Problem details: Copy every entry below, exactly and in full.

================

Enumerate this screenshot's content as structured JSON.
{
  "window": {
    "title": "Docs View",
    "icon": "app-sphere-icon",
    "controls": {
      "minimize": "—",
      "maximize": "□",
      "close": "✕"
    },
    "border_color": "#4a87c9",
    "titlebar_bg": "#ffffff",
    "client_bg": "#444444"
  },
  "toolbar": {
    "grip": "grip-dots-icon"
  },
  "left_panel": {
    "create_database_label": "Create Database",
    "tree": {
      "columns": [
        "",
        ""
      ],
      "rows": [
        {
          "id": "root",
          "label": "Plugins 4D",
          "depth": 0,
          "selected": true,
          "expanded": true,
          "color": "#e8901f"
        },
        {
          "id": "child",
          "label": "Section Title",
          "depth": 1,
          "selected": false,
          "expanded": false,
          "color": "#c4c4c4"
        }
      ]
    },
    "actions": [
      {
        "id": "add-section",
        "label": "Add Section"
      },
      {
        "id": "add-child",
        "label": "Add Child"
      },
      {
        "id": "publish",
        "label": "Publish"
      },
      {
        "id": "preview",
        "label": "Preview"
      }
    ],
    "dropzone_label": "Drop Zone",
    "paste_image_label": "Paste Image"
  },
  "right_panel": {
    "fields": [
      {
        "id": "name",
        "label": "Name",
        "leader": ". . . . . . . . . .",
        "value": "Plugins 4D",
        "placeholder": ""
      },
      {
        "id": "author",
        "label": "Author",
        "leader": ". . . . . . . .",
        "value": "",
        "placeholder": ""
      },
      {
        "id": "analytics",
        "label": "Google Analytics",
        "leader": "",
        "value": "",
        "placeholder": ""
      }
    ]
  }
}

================

Result of this exercise:
Enumerate this screenshot's content as structured JSON.
{
  "window": {
    "title": "Docs View",
    "icon": "app-sphere-icon",
    "controls": {
      "minimize": "—",
      "maximize": "□",
      "close": "✕"
    },
    "border_color": "#4a87c9",
    "titlebar_bg": "#ffffff",
    "client_bg": "#444444"
  },
  "toolbar": {
    "grip": "grip-dots-icon"
  },
  "left_panel": {
    "create_database_label": "Create Database",
    "tree": {
      "columns": [
        "",
        ""
      ],
      "rows": [
        {
          "id": "root",
          "label": "Plugins 4D",
          "depth": 0,
          "selected": true,
          "expanded": true,
          "color": "#e8901f"
        },
        {
          "id": "child",
          "label": "Section Title",
          "depth": 1,
          "selected": false,
          "expanded": false,
          "color": "#c4c4c4"
        }
      ]
    },
    "actions": [
      {
        "id": "add-section",
        "label": "Add Section"
      },
      {
        "id": "add-child",
        "label": "Add Child"
      },
      {
        "id": "publish",
        "label": "Publish"
      },
      {
        "id": "preview",
        "label": "Preview"
      }
    ],
    "dropzone_label": "Drop Zone",
    "paste_image_label": "Paste Image"
  },
  "right_panel": {
    "fields": [
      {
        "id": "name",
        "label": "Name",
        "leader": ". . . . . . . . . .",
        "value": "Plugins 4D",
        "placeholder": ""
      },
      {
        "id": "author",
        "label": "Author",
        "leader": ". . . . . . . .",
        "value": "",
        "placeholder": ""
      },
      {
        "id": "analytics",
        "label": "Google Analytics",
        "leader": "",
        "value": "",
        "placeholder": ""
      }
    ]
  }
}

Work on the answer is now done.